_Assignment_
Read through the lines below for the string "icon" and copy each one that has it.

Items from a data source:

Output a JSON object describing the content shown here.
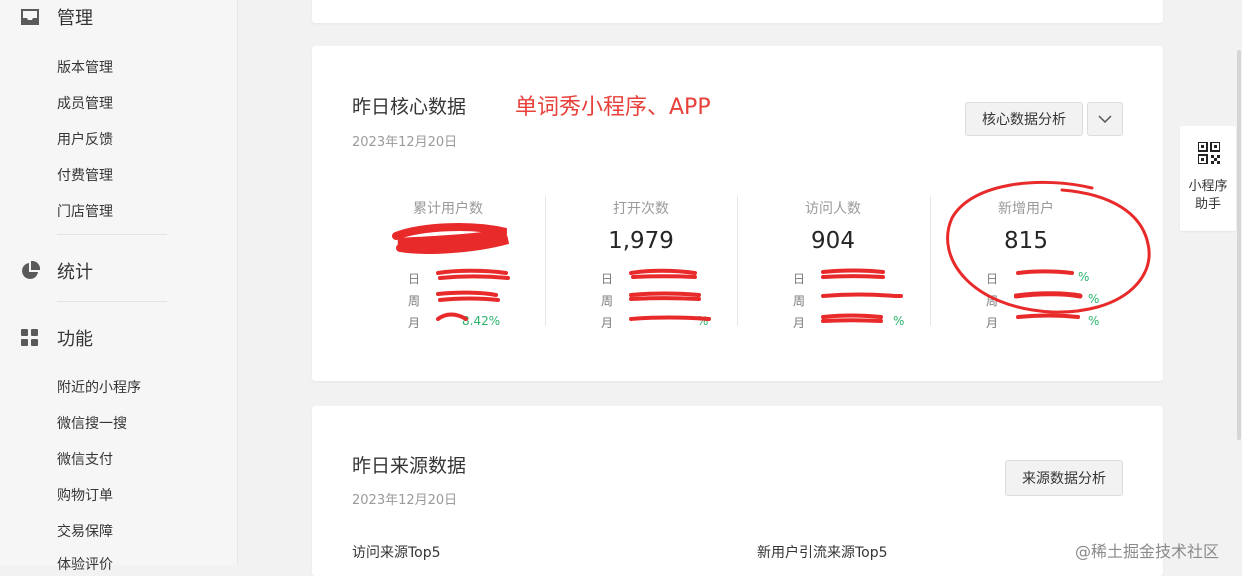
{
  "sidebar": {
    "groups": [
      {
        "label": "管理",
        "icon": "inbox-icon"
      },
      {
        "label": "统计",
        "icon": "pie-chart-icon"
      },
      {
        "label": "功能",
        "icon": "grid-icon"
      }
    ],
    "manage_items": [
      "版本管理",
      "成员管理",
      "用户反馈",
      "付费管理",
      "门店管理"
    ],
    "feature_items": [
      "附近的小程序",
      "微信搜一搜",
      "微信支付",
      "购物订单",
      "交易保障",
      "体验评价"
    ]
  },
  "core": {
    "title": "昨日核心数据",
    "annotation": "单词秀小程序、APP",
    "date": "2023年12月20日",
    "analysis_button": "核心数据分析",
    "dropdown_icon": "chevron-down-icon",
    "compare_labels": [
      "日",
      "周",
      "月"
    ],
    "metrics": [
      {
        "label": "累计用户数",
        "value": "",
        "compare": [
          "",
          "",
          "8.42%"
        ]
      },
      {
        "label": "打开次数",
        "value": "1,979",
        "compare": [
          "",
          "",
          "%"
        ]
      },
      {
        "label": "访问人数",
        "value": "904",
        "compare": [
          "",
          "",
          "%"
        ]
      },
      {
        "label": "新增用户",
        "value": "815",
        "compare": [
          "%",
          "%",
          "%"
        ]
      }
    ]
  },
  "source": {
    "title": "昨日来源数据",
    "date": "2023年12月20日",
    "analysis_button": "来源数据分析",
    "left_sub": "访问来源Top5",
    "right_sub": "新用户引流来源Top5"
  },
  "helper": {
    "label_line1": "小程序",
    "label_line2": "助手",
    "icon": "qr-code-icon"
  },
  "watermark": "@稀土掘金技术社区",
  "colors": {
    "annotation": "#e8403a",
    "positive": "#2bb46e"
  }
}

_Result_
        "icon": "inbox-icon"
        "icon": "pie-chart-icon"
        "icon": "grid-icon"
    "dropdown_icon": "chevron-down-icon",
    "icon": "qr-code-icon"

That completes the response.